But now, Iran's filmmaking community may be shut out of the Oscars - at least in the foreign-language category - if the country's head of its government-controlled cinema agency has his way. Javad Shamaghdari said the committee that oversees selection of Iran's choice for the Oscar category should "avoid" doing so, according to A.P., which quoted Iran's semi-official Mehr news agency.

The committee had already identified Ye Habbeh Ghand (A Cube of Sugar), which centers on a family wedding that turns into a funeral after the groom's relative dies, to represent Iran's choice at the Oscars in February. The government still needs to give its consent for the title to move forward.

Shamaghdari said the a boycott of the Oscars should take place until the Academy denounces Innocence of Muslims, the once-little noticed video that has resulted in major clashes outside U.S. missions throughout the Islamic world, killing at least 51 people including the U.S. ambassador to Libya. Shamaghdari has in the past pulled Iranian films from festivals worldwide.

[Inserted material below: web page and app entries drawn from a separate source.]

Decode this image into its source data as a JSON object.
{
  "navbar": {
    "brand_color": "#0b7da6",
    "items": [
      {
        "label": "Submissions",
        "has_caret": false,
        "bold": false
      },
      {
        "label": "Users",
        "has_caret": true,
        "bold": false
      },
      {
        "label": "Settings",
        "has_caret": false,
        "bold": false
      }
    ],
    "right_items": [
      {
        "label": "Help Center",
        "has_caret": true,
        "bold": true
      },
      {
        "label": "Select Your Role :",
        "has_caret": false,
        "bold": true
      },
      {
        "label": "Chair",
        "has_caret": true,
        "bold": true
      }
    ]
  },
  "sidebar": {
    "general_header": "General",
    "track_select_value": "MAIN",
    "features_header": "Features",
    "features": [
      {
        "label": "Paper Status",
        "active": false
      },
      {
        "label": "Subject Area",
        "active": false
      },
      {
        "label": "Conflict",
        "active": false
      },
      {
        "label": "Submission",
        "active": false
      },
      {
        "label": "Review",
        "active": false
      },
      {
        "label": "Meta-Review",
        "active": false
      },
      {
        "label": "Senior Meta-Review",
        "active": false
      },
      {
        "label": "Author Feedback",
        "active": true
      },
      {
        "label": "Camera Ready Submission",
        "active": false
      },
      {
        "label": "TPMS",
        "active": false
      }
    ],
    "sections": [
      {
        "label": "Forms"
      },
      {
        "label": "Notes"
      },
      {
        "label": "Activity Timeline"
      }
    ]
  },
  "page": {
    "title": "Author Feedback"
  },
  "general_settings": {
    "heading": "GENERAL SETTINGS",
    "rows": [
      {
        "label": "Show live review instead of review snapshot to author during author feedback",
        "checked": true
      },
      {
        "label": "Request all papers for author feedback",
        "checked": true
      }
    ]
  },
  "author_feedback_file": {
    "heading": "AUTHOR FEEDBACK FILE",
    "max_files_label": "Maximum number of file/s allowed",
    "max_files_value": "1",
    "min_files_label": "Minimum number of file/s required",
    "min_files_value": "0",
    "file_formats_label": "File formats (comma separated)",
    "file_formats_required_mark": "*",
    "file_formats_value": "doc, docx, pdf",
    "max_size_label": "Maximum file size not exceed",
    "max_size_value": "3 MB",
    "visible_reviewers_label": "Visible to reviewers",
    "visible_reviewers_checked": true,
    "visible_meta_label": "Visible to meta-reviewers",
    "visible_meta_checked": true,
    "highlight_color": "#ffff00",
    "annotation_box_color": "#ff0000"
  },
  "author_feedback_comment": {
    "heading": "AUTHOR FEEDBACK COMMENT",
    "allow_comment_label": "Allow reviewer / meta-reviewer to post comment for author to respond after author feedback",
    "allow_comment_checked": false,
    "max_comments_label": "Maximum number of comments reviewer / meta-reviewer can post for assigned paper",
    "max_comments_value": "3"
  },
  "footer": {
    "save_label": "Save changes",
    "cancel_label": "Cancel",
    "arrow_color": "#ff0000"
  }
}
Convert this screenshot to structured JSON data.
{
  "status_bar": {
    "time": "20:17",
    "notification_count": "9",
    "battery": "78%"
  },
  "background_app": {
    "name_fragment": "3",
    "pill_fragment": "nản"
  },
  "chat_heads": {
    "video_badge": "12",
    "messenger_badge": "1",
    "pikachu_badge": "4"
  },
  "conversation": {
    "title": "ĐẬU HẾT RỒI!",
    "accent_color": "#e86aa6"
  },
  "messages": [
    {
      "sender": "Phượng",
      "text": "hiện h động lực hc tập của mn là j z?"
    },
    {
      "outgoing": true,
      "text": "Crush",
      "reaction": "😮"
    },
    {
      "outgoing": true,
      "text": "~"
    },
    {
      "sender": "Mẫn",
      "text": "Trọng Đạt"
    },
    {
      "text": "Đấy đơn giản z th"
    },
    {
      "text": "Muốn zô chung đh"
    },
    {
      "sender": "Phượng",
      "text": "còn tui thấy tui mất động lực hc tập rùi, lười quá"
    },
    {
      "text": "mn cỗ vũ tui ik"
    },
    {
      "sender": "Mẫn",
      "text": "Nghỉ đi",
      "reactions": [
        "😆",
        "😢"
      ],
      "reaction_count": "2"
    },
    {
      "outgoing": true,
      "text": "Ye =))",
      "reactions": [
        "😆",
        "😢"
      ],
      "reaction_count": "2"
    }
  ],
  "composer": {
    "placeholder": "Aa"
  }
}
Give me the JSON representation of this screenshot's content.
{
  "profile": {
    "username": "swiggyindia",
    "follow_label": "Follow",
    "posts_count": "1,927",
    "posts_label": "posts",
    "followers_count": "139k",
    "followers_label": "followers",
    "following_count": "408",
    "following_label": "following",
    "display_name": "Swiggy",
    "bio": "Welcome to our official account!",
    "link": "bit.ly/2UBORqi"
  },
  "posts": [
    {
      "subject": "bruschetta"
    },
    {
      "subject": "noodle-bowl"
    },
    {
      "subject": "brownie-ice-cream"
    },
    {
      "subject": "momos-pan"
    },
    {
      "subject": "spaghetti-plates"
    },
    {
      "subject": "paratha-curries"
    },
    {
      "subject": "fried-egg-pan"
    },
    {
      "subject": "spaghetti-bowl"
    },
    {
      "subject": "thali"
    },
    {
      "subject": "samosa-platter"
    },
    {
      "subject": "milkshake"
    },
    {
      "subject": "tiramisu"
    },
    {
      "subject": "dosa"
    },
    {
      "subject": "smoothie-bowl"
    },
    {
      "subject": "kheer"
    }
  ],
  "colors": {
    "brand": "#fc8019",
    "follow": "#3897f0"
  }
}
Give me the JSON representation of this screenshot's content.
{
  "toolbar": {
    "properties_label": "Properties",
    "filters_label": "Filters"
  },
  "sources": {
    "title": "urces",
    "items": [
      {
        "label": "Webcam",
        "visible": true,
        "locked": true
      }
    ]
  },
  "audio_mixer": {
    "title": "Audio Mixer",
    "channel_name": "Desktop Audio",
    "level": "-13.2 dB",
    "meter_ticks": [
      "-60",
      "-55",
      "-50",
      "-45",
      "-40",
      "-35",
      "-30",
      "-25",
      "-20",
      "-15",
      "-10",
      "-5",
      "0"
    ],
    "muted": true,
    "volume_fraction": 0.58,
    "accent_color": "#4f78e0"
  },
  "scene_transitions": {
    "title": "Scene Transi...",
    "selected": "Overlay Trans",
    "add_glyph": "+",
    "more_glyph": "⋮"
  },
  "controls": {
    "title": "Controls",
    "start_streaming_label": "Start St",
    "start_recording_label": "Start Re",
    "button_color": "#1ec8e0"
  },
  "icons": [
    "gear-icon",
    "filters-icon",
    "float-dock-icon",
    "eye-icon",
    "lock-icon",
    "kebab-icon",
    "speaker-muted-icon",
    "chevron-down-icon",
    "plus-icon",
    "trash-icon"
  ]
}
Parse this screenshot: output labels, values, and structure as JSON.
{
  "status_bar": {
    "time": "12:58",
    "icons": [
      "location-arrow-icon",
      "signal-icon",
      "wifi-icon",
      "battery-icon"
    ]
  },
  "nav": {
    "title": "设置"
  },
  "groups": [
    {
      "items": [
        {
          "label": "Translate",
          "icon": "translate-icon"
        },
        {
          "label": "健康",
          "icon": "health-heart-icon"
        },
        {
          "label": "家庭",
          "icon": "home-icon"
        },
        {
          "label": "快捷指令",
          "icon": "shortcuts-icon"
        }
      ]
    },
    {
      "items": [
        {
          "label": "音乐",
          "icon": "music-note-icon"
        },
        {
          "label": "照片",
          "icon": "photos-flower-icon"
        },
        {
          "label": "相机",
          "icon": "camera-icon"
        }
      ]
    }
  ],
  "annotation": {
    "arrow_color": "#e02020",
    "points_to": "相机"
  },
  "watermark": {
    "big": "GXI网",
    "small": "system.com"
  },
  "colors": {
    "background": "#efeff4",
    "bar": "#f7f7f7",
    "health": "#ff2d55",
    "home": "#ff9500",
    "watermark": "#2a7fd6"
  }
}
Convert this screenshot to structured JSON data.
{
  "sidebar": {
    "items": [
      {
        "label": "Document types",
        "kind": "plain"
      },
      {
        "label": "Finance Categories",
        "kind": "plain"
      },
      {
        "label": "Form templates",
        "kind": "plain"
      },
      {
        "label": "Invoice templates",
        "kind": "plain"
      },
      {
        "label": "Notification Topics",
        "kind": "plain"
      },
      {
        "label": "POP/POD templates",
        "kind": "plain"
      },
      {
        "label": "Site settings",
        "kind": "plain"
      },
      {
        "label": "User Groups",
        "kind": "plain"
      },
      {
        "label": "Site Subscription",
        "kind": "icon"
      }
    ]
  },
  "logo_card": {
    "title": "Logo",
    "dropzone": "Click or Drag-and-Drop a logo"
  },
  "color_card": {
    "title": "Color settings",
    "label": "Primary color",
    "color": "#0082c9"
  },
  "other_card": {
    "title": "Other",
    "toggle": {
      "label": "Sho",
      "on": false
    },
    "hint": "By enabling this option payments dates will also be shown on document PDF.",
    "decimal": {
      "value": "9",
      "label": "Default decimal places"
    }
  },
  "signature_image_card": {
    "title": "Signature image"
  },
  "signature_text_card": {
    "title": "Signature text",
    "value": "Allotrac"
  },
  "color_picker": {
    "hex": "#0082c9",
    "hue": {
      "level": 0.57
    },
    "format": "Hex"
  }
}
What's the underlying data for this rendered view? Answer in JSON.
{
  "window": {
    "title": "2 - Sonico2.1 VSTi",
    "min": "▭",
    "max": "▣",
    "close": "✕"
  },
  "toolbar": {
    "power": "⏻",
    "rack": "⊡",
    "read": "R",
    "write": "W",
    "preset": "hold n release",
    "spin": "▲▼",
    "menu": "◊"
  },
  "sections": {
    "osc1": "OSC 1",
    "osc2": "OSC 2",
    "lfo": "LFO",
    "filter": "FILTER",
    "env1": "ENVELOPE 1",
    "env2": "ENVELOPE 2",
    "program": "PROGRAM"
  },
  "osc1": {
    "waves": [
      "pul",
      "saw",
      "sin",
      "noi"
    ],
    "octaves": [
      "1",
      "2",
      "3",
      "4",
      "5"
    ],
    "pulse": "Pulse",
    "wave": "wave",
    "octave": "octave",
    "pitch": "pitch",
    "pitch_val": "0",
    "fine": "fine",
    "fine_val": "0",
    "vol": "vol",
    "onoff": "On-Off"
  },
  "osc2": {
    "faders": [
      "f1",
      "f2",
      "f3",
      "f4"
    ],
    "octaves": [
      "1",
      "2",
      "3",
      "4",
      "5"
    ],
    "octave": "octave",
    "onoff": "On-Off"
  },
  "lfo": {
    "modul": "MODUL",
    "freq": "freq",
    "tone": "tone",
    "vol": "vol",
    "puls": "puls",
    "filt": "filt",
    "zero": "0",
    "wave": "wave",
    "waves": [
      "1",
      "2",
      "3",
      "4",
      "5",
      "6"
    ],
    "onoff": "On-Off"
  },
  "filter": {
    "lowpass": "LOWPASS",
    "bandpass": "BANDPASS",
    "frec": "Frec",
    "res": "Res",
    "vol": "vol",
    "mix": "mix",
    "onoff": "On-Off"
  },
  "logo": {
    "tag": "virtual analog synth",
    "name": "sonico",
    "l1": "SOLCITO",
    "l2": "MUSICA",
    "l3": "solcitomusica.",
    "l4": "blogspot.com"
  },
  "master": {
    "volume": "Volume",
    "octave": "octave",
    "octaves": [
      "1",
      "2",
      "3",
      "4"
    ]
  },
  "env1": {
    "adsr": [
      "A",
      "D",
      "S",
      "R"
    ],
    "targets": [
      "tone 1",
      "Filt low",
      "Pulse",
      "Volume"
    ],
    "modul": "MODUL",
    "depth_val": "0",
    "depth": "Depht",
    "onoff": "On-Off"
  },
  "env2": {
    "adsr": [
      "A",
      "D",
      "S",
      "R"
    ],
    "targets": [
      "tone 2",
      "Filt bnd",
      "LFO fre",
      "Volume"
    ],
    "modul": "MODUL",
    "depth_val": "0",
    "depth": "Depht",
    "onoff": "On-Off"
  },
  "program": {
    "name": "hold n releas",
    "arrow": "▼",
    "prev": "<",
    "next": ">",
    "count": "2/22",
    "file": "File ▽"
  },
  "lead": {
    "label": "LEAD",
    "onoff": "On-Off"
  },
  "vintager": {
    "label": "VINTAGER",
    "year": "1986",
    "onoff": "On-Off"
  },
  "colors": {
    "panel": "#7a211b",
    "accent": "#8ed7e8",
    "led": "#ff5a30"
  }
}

After Farhadi's win earlier this year, Iranian officials praised the Academy Award triumph for A Separation, especially since it took the prize over an Israeli film also vying in the category. Some nationalists, however, denounced what they saw as a less than rosy view of Iranian life portrayed in the film, which involves a marriage falling apart.

[Source: A.P.]